Acts (Part 3)
By Don Ruhl
This last part of the Book of Acts (Chapters 13–28), covers the journeys of Paul.
His journeys were not comfort cruises, but instead, controversy, imprisonment, riots, and dangerous sea voyages filled his travels.
His journey took him to places of great influence in the Roman world:
Athens: The academic and cultural center
Corinth: The commercial center
Ephesus: The religious center
Rome: The legal and governing center
We call Paul’s travels “missionary” journeys. How did we come up with the term “mission” and “missionary”? They come from the Latin “to send,” and the sending of Paul is apparent in Acts 13 in the Latin.
Paul’s First Journey
Acts 13 shows how Paul began his journeys (Acts 13.1–3). Once Paul and Barnabas arrived in a town, they went first to the synagogue. Paul would speak on what the Jews knew (13.5, 13–16). Sadly, in many cities, the very people to whom God wanted the Gospel to go first, rejected it.
Acts 14 shows that sometimes the Gentiles sided with the Jews, yet, the preachers kept preaching (Acts 14.1–7). However, at Lystra the people went to the other extreme, “Now when the people saw what Paul had done, they raised their voices, saying in the Lycaonian language, ‘The gods have come down to us in the likeness of men!’ And Barnabas they called Zeus, and Paul, Hermes, because he was the chief speaker. Then the priest of Zeus, whose temple was in front of their city, brought oxen and garlands to the gates, intending to sacrifice with the multitudes” (Acts 14.11–13). Amazingly, the people turned quickly against Paul and Barnabas, just as quickly as the people changed their opinion about Jesus, “Then Jews from Antioch and Iconium came there; and having persuaded the multitudes, they stoned Paul and dragged him out of the city, supposing him to be dead. However, when the disciples gathered around him, he rose up and went into the city. And the next day he departed with Barnabas to Derbe” (Acts 14.19, 20).
Controversy in the Church
Back at Paul’s home congregation, Judaizers came and taught that Gentiles had to be circumcised (Acts 15.1). Paul and Barnabas could not let that go, so they argued with them to no avail, “Therefore, when Paul and Barnabas had no small dissension and dispute with them, they determined that Paul and Barnabas and certain others of them should go up to Jerusalem, to the apostles and elders, about this question” (Acts 15.2). At Jerusalem, the church in Antioch knew that the apostles, the preachers, and the elders would work together to resolve this issue (Acts 15.4–6).

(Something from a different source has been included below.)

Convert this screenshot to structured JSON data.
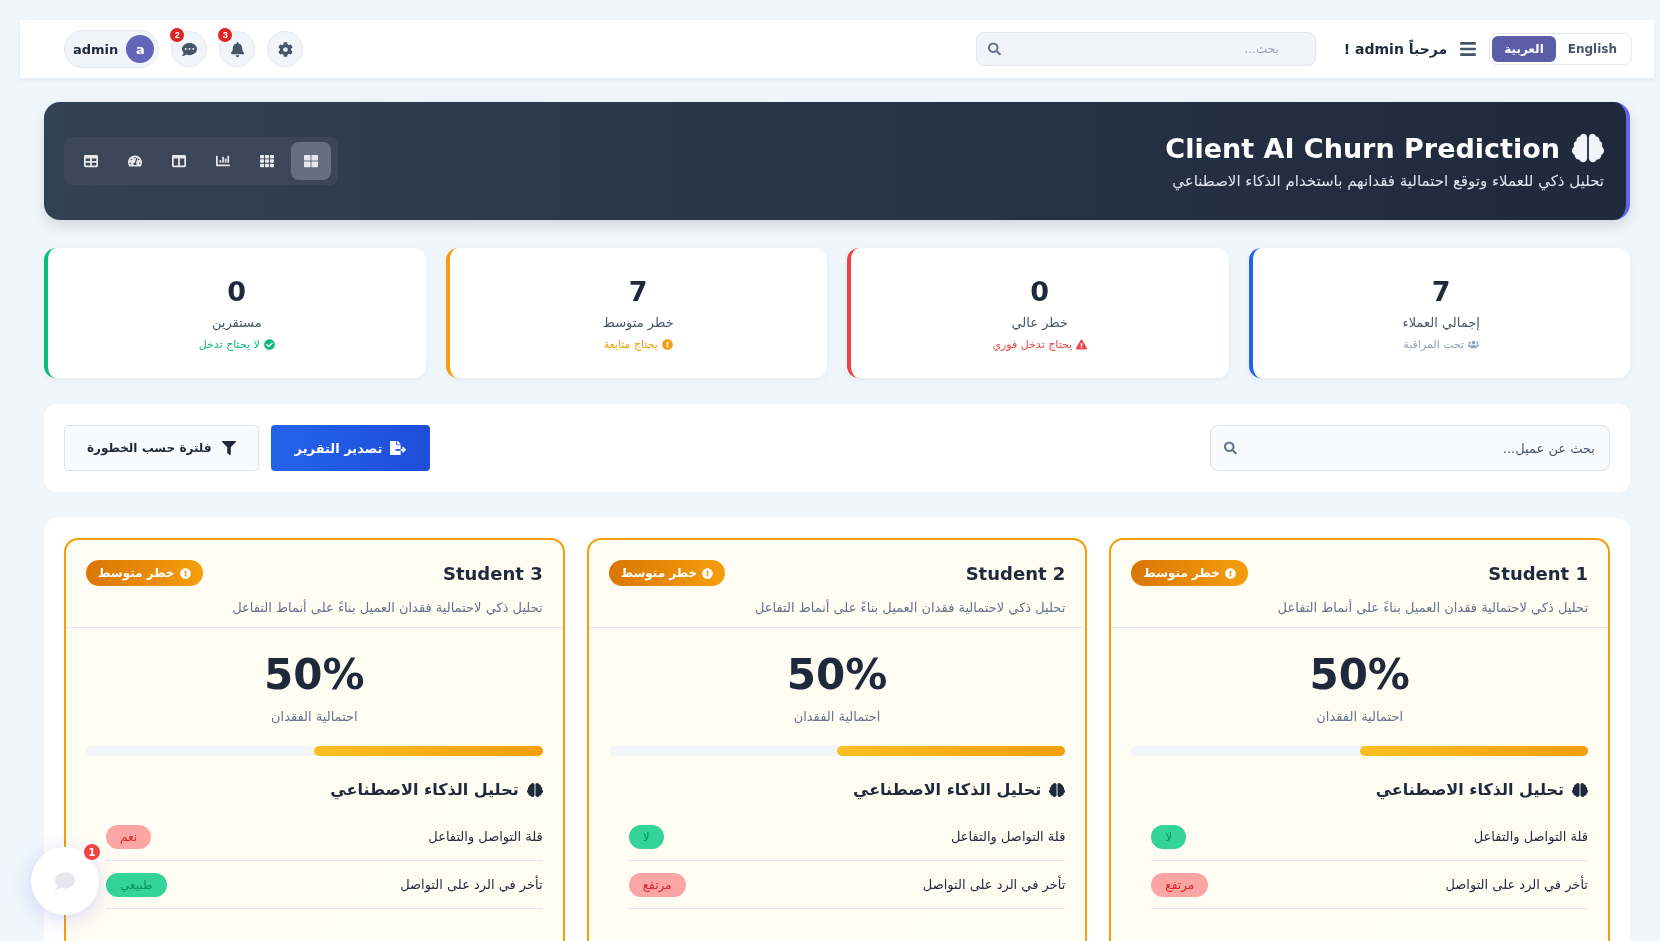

After listening to the testimony of Peter, Paul, Barnabas, and James, they concluded that circumcision was not necessary, but that it would be good to encourage the Gentiles to make a break with their pagan past (15.19–29).

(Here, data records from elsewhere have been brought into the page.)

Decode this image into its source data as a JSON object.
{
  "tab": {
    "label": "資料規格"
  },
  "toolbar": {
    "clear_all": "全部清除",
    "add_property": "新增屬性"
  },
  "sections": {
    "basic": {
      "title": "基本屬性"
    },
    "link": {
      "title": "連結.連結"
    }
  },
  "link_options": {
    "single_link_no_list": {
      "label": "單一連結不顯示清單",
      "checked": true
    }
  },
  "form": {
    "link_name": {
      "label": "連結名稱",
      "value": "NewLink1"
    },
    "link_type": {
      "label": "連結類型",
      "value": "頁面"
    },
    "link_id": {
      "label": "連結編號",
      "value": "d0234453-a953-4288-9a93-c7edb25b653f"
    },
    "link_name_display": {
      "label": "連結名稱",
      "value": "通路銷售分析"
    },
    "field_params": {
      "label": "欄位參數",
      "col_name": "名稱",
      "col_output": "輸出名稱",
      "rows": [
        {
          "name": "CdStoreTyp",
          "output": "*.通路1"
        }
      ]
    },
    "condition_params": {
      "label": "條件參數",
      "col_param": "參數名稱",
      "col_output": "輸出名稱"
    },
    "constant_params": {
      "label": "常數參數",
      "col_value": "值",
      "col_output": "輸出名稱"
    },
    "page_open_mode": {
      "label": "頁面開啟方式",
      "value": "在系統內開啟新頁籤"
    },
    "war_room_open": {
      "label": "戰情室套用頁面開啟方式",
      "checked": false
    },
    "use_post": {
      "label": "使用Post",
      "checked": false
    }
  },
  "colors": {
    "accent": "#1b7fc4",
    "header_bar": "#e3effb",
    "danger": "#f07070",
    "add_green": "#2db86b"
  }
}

Paul’s Second Journey
After the controversy over circumcision, Paul wanted to revisit the church they established (Acts 15.36–41), but he and Barnabas had a serious disagreement that led to the break up of their evangelistic team, yet, the Lord used it to create two teams. They did not preach different doctrines, but disagreed on a matter.
It was during this journey that Paul picked up Timothy as a new worker (16.1–5). Then the team travelled to Europe and baptized the first convert there (16.11–15). After that, Paul cast a spirit out of a girl, who had made money for her masters (16.16–24). Her masters had Paul and Silas thrown into prison, yet, the Lord used that to convert another man and his family (16.25–34). After their release from prison, the team start traveling again, finding people who wanted the word of God (17.10–12).
At Athens, Paul was alone, speaking to anyone who would listen to him (17.16–21). When he spoke to the philosophers there, he used their culture and quoted them in his speech (17.22–34).
Paul’s Third Journey
At Ephesus, some interesting things happened (Acts 19.9–20). Later, a man started a riot against Paul. It seems that in most places where the Gospel went, there was either revival or riot, although Athens was an exception to this general statement.
During this third journey, Paul showed his evangelistic zeal. After a prophet warned of the suffering Paul would encounter in Jerusalem, and his friends hearing that, trying to persuade not to go, he answered, “What do you mean by weeping and breaking my heart? For I am ready not only to be bound, but also to die at Jerusalem for the name of the Lord Jesus” (Acts 21.13).
Paul’s Journey to Rome
That sounds like what happened to Jesus. Once in Jerusalem, Paul showed his loyalty to the Jewish nation, but they misinterpreted his actions and words, and sought to kill him (21.26–36).
Even then, Paul used the protection of the Roman guards to find an opportunity to preach (21.37–22.21).
Paul had always wanted to go to Rome, but he may not have imagined it as a prisoner in chains, and enduring a shipwreck en route.
- The Bible In Our World (Part 29) (thebiblemeditator.wordpress.com)